Merv Knowles is a remarkable Canberran and an original member of the so-called Manuka Pool "coneheads" - so-called because they were photographed under one of the pool's oldest pine trees.
Merv's story is enmeshed with that of the beautiful, art-deco Manuka Pool and has recently been encapsulated within a chapter of a new book entitled The Memory Pool.
The book includes the stories of 28 people whose lives were shaped by the pools in which they swam.
Merv's story sits alongside those of some very famous swimmers, including Daniel Kowalski and Shane Gould.
His father, the late Sir George Knowles and head of the Attorney-General's department, was one of the driving forces behind getting the pool built so little wonder the young Knowles children were among the first to swim in it before it was officially opened on January 31, 1931.
Merv's elder brother, Lindsay, was one of the fastest swimmers ever seen at the Manuka Pool and was All-Universities champion before joining the RAF as a fighter pilot.
"I was club champion in 1940 and 1941 but only because Lindsay was away at the war; he was always a much faster swimmer than me," he admitted.
Tragically, Lindsay never swam in the pool again. He was just 23 when he was shot down during a dogfight with a German Messerschmidt over Libya.
"We lost nine from the Manuka swimming club and water polo team during the war," he said.
His daily swimming regime is 12 laps: four backstroke, four breaststroke and four freestyle.
"Someone asked me why I don't do butterfly and I told them that stroke wasn't invented back when I started swimming," he said.
Around Canberra, other outdoor pools are beginning to open as the weather begins to warm. The Dickson pool will throw open its gates on October 21, and Canberra Olympic's outdoor pools in Civic will be publicly aired on November 1.

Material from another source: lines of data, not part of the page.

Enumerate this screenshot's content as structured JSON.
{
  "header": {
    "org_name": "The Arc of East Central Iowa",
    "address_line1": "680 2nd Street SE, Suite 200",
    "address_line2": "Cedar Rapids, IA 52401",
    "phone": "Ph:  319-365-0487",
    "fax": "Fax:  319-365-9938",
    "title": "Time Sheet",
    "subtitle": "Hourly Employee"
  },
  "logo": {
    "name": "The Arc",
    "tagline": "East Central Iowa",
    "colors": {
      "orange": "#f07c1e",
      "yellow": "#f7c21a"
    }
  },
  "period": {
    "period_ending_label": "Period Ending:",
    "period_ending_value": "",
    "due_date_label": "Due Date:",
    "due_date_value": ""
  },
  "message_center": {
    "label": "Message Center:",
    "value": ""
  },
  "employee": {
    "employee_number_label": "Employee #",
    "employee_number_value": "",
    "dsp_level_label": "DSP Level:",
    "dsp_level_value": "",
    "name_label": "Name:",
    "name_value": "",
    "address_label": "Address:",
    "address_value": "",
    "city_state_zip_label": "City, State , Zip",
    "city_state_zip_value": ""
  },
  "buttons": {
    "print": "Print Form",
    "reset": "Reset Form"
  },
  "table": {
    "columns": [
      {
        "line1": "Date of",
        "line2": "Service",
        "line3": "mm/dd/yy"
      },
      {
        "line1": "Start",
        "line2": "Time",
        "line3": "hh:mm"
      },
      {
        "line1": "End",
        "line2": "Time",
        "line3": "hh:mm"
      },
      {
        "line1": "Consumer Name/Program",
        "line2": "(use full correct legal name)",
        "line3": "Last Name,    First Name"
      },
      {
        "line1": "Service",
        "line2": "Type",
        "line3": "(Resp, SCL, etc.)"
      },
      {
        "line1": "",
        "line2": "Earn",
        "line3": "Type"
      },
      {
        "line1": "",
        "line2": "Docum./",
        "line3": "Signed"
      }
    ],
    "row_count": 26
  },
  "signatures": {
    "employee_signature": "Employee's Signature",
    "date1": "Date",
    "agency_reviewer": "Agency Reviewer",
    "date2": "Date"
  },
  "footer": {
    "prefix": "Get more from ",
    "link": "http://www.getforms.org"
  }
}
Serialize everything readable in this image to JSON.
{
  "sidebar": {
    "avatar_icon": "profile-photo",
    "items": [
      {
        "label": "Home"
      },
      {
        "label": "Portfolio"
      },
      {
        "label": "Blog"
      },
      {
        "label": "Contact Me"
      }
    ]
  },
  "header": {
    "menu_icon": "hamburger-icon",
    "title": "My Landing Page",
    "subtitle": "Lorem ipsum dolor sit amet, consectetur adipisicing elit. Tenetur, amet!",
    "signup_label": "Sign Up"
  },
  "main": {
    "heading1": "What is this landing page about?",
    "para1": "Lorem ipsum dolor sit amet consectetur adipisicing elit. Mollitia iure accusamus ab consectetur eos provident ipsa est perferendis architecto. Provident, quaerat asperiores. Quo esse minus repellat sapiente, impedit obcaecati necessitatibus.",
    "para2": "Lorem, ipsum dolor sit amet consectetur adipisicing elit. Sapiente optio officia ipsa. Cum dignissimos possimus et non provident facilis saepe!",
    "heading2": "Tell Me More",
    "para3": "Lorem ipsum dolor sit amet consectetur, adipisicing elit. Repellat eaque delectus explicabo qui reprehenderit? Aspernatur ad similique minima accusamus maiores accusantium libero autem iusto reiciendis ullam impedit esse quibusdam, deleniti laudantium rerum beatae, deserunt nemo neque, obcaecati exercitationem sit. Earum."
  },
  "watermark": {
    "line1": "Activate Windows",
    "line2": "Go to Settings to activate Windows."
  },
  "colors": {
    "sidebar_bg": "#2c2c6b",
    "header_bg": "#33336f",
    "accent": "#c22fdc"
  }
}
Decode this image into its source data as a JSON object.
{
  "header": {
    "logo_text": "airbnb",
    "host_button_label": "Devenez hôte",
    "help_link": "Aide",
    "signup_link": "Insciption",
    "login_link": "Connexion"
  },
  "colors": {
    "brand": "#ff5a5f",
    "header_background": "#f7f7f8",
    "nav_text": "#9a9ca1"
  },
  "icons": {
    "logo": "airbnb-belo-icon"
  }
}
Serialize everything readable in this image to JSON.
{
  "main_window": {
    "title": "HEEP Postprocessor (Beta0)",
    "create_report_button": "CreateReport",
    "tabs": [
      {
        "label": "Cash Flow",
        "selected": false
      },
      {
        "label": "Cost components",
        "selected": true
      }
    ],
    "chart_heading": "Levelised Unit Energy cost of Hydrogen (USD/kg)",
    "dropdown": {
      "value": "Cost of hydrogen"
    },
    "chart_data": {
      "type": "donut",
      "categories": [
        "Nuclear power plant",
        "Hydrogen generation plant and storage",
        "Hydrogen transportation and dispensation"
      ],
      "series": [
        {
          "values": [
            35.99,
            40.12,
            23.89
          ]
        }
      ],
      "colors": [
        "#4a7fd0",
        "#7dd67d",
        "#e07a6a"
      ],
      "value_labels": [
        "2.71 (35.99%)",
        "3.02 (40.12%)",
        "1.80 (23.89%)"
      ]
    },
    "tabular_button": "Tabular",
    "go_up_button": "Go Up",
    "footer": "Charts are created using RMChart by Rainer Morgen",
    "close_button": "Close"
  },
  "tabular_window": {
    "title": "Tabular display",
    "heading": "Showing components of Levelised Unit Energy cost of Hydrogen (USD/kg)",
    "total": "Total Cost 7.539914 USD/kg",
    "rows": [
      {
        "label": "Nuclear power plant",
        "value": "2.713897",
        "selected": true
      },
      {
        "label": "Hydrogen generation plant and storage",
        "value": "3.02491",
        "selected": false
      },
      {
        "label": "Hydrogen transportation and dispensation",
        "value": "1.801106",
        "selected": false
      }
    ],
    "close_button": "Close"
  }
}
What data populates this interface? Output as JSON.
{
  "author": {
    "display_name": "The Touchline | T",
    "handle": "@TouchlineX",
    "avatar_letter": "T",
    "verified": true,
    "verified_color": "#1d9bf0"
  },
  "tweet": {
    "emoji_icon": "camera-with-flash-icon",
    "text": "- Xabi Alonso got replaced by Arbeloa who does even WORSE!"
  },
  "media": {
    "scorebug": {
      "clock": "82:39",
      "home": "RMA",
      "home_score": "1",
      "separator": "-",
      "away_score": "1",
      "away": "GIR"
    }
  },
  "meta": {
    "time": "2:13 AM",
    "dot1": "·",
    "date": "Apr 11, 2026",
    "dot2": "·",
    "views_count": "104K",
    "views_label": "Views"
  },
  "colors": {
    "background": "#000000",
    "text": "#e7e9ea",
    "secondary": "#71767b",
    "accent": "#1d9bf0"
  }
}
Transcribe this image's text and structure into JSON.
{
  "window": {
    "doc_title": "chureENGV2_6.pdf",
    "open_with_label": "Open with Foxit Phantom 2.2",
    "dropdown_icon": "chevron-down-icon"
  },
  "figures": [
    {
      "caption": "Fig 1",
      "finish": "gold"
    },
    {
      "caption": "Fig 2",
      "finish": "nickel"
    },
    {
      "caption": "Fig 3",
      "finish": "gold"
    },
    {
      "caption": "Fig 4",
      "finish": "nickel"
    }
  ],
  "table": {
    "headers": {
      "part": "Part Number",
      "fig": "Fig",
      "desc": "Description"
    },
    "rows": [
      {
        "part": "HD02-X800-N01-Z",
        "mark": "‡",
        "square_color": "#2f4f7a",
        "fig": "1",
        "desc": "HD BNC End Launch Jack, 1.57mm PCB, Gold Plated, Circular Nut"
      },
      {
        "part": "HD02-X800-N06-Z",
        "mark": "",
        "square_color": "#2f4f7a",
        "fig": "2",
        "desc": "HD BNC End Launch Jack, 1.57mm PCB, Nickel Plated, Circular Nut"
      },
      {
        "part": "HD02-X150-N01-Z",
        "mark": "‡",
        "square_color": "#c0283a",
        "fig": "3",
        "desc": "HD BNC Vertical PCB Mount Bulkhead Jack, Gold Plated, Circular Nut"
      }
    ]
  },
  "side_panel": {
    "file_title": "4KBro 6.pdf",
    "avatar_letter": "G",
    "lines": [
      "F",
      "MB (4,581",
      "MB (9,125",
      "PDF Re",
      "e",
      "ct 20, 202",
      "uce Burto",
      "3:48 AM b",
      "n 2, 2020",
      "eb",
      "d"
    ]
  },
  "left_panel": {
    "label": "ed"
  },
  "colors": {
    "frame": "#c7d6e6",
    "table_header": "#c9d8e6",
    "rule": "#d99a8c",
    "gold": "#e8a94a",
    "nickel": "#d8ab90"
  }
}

Canberra's newest pool, the Mount Stromlo Leisure Centre, is coming along with the roof of the main building nearly complete, plastering and concreting underway and is set to open in the first half of 2020.